It means that there is no need for metadata to tell you where you are.

Adaptive philosophy

“With PQ you set a channel brightness, say: 1,000 Nits or 2,000 Nits, then you have to normalise everything that comes in to the output channel brightness. With HLG it’s basically adaptable, and a key issue is that HLG has a transform that is a joining together of effectively the gamma function that you understand and the quasi log function used for a long time in DPX and other systems.

”The very key point for HLG is that there is a formula in the standard and there are plenty of standards now that cover HDR which now use PQ and HLG at equal weight.

”This formula allows the TV set manufacturer to compensate for the brightness of the television. Also, and this is an important point for the future…it allows you to put a compensation factor in for the ambient illumination.

”The other system is based on absolute brightness and there have been complaints that if you take it from a grading suite and put it in a living room, you have to manually turn up the contrast and brightness, but with an HLG set that’s part of the philosophy - it’s effectively an adaptive philosophy.”

“The BBC believes that for the packaged media market, such as HDR Blu-rays, the train’s already left the station. They are going to be PQ for probably the foreseeable future, but when you are trying to work on a live broadcast, such as sports, it becomes very important to be able to accommodate all the different systems and sources without having to particularly grade for a particular brightness.”

“There is some misunderstanding surrounding PQ and live production” - Simon Gauntlett, Dolby 

Besides, broadcasters don’t want metadata in production, “because you imagine what happens to metadata in the middle of a DVE or a mix or dissolve or a wipe, it gets screwed up. HLG is transmissible straight from the back of the switcher, whereas the other systems need to have boxes […] which gives some latency to generate the metadata for the receiver.”

Peter Wilson

Peter Wilson

Wilson believes that packaged media will stay with PQ for some time, but for live broadcast or running a 24-hour channel “it is much easier to use HLG, because the incoming elements can be a bit more flexible than the other way round.”

However, “there are a lot of competing arguments over some of these formats,” added Gauntlett.

“There is some misunderstanding surrounding PQ and live production. You can absolutely do PQ and Dolby Vision for live production, and that metadata you don’t have to deliver through the entire chain, you only have to generate it at the end, particularly if it is a dynamic metadata system. So, actually, you can just analyse the signal at the point of delivery and then add in that dynamic metadata.”

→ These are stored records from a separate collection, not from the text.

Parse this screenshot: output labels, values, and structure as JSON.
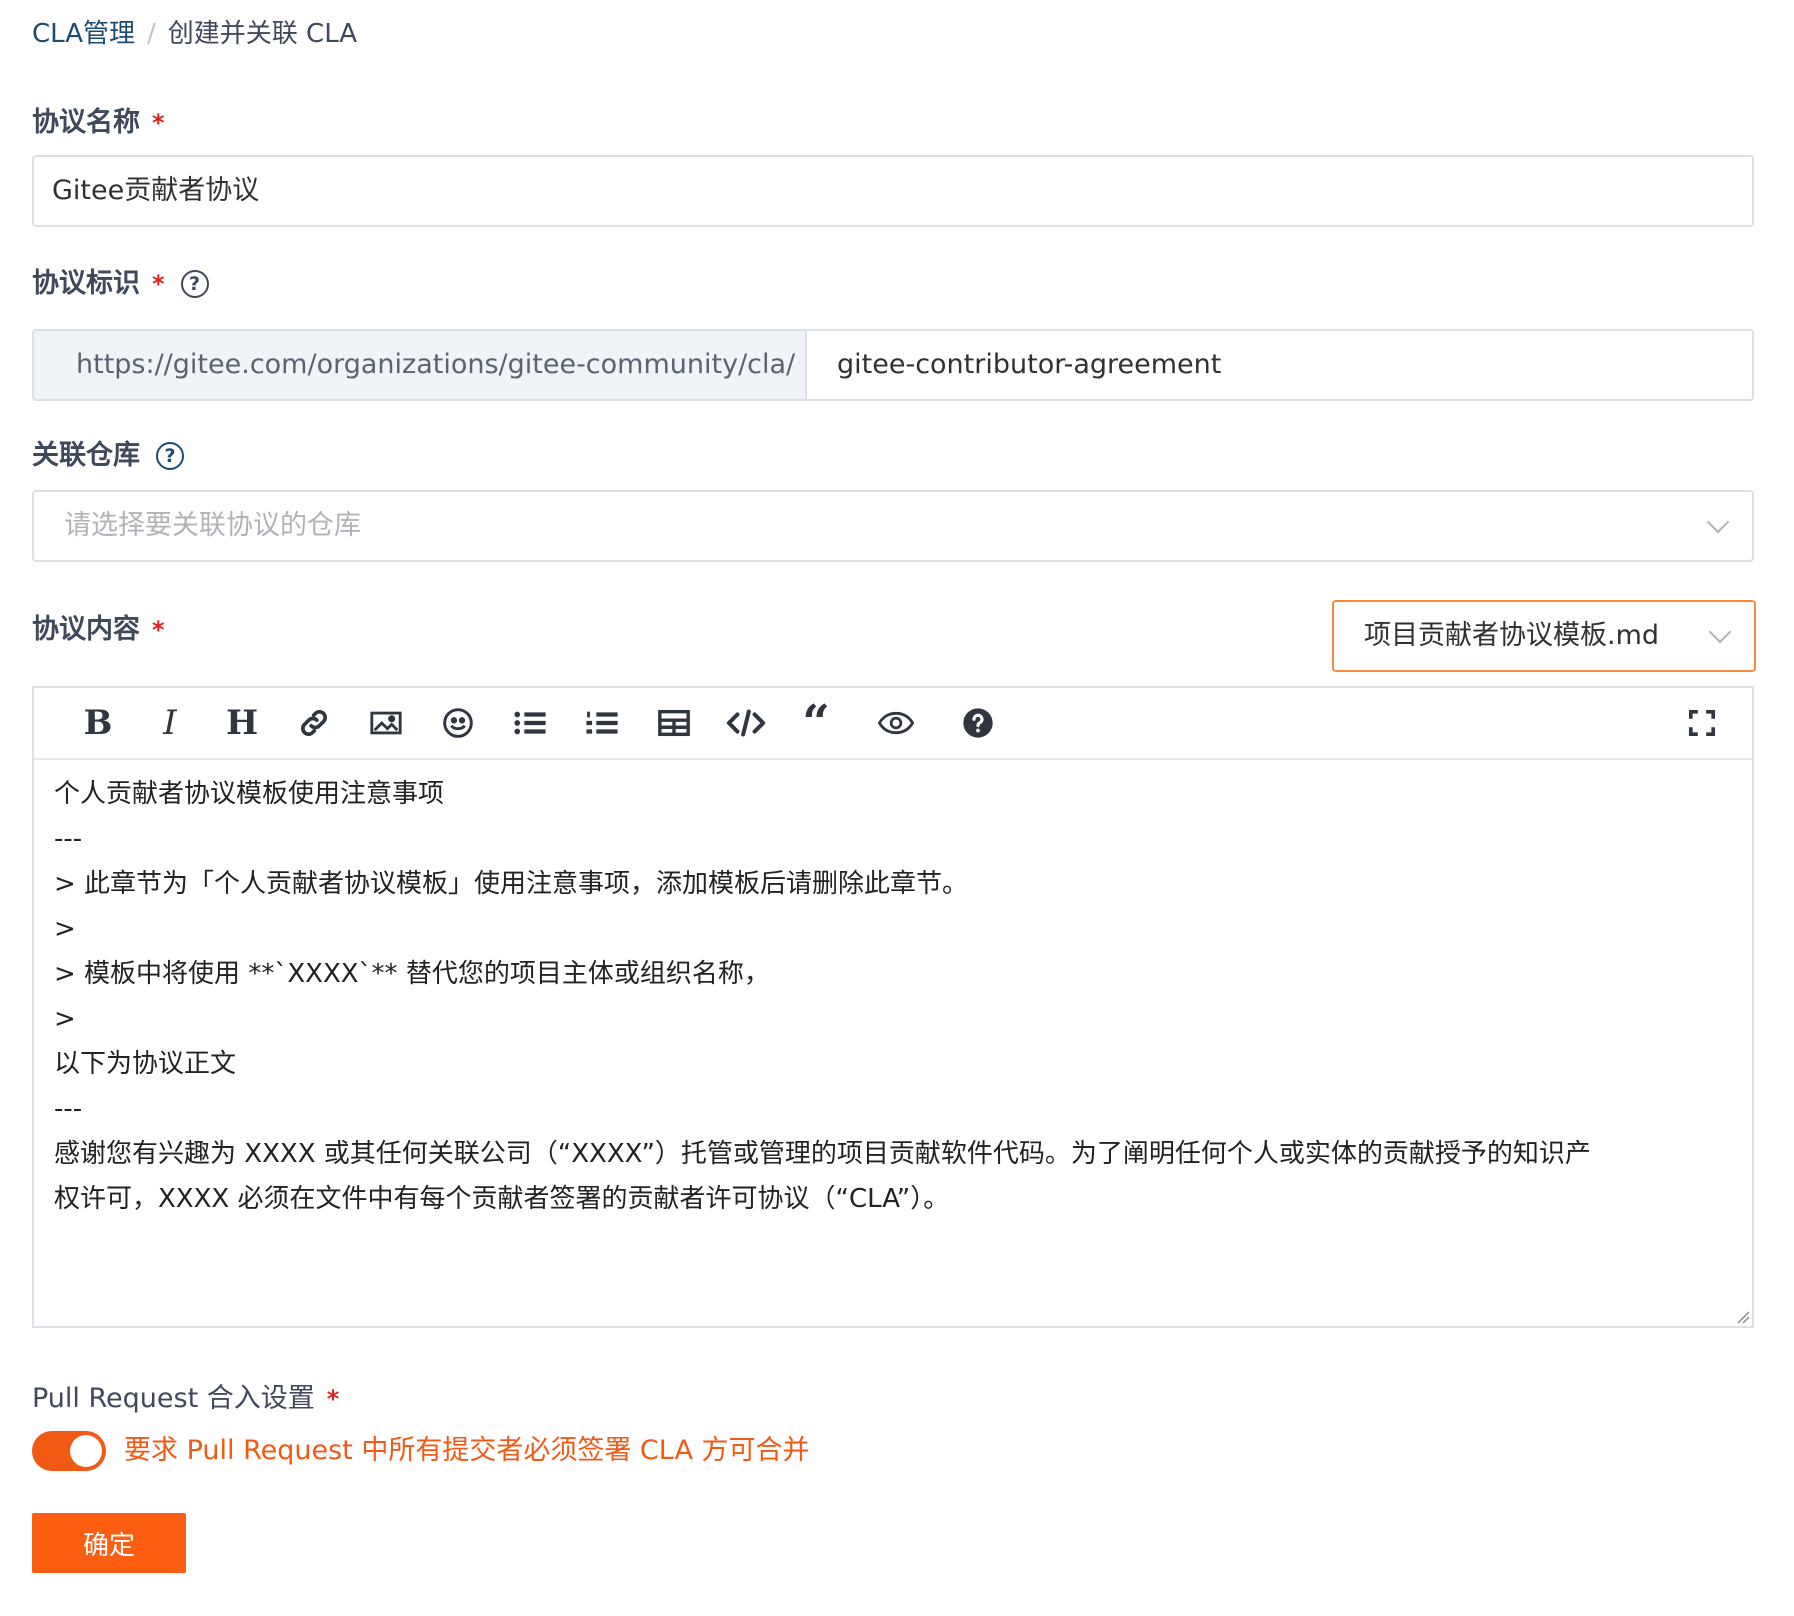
{
  "breadcrumb": {
    "parent": "CLA管理",
    "separator": "/",
    "current": "创建并关联 CLA"
  },
  "fields": {
    "name": {
      "label": "协议名称",
      "value": "Gitee贡献者协议"
    },
    "identifier": {
      "label": "协议标识",
      "prefix": "https://gitee.com/organizations/gitee-community/cla/",
      "value": "gitee-contributor-agreement"
    },
    "repo": {
      "label": "关联仓库",
      "placeholder": "请选择要关联协议的仓库"
    },
    "content": {
      "label": "协议内容",
      "template": "项目贡献者协议模板.md"
    },
    "pr": {
      "label": "Pull Request 合入设置",
      "toggle_text": "要求 Pull Request 中所有提交者必须签署 CLA 方可合并",
      "enabled": true
    }
  },
  "required_mark": "*",
  "help_mark": "?",
  "editor_lines": [
    "个人贡献者协议模板使用注意事项",
    "---",
    "",
    "> 此章节为「个人贡献者协议模板」使用注意事项，添加模板后请删除此章节。",
    ">",
    "> 模板中将使用 **`XXXX`** 替代您的项目主体或组织名称，",
    ">",
    "",
    "以下为协议正文",
    "---",
    "",
    "感谢您有兴趣为 XXXX 或其任何关联公司（“XXXX”）托管或管理的项目贡献软件代码。为了阐明任何个人或实体的贡献授予的知识产",
    "权许可，XXXX 必须在文件中有每个贡献者签署的贡献者许可协议（“CLA”）。"
  ],
  "toolbar_icons": [
    "bold-icon",
    "italic-icon",
    "heading-icon",
    "link-icon",
    "image-icon",
    "emoji-icon",
    "bullet-list-icon",
    "numbered-list-icon",
    "table-icon",
    "code-icon",
    "quote-icon",
    "preview-icon",
    "help-icon",
    "fullscreen-icon"
  ],
  "submit_label": "确定",
  "colors": {
    "accent": "#fb5e10",
    "link": "#1b4b72",
    "focus_border": "#f68b3c",
    "required": "#e02020"
  }
}
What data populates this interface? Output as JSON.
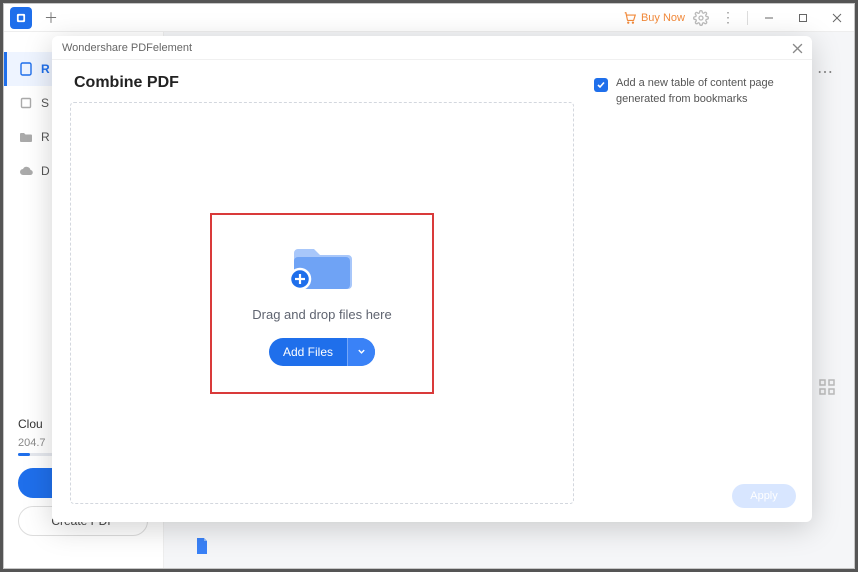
{
  "app": {
    "buy_label": "Buy Now"
  },
  "sidebar": {
    "items": [
      {
        "label": "R",
        "icon": "doc"
      },
      {
        "label": "S",
        "icon": "square"
      },
      {
        "label": "R",
        "icon": "folder"
      },
      {
        "label": "D",
        "icon": "cloud"
      }
    ],
    "cloud_title": "Clou",
    "cloud_sub": "204.7",
    "create_label": "Create PDF"
  },
  "modal": {
    "title": "Wondershare PDFelement",
    "heading": "Combine PDF",
    "dropzone_text": "Drag and drop files here",
    "add_files_label": "Add Files",
    "toc_label": "Add a new table of content page generated from bookmarks",
    "apply_label": "Apply"
  }
}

Fortunately, both approaches are acceptable as part of the proposed ITU BT.2100 standard, which incorporates such things as the Dolby ICtCp colour space (applicable to either PQ or HLG), as well as both narrow signal range and full signal range characteristics - for either broadcasters, who require some headroom above and below the signal, or movie makers, who can take advantage of the full signal.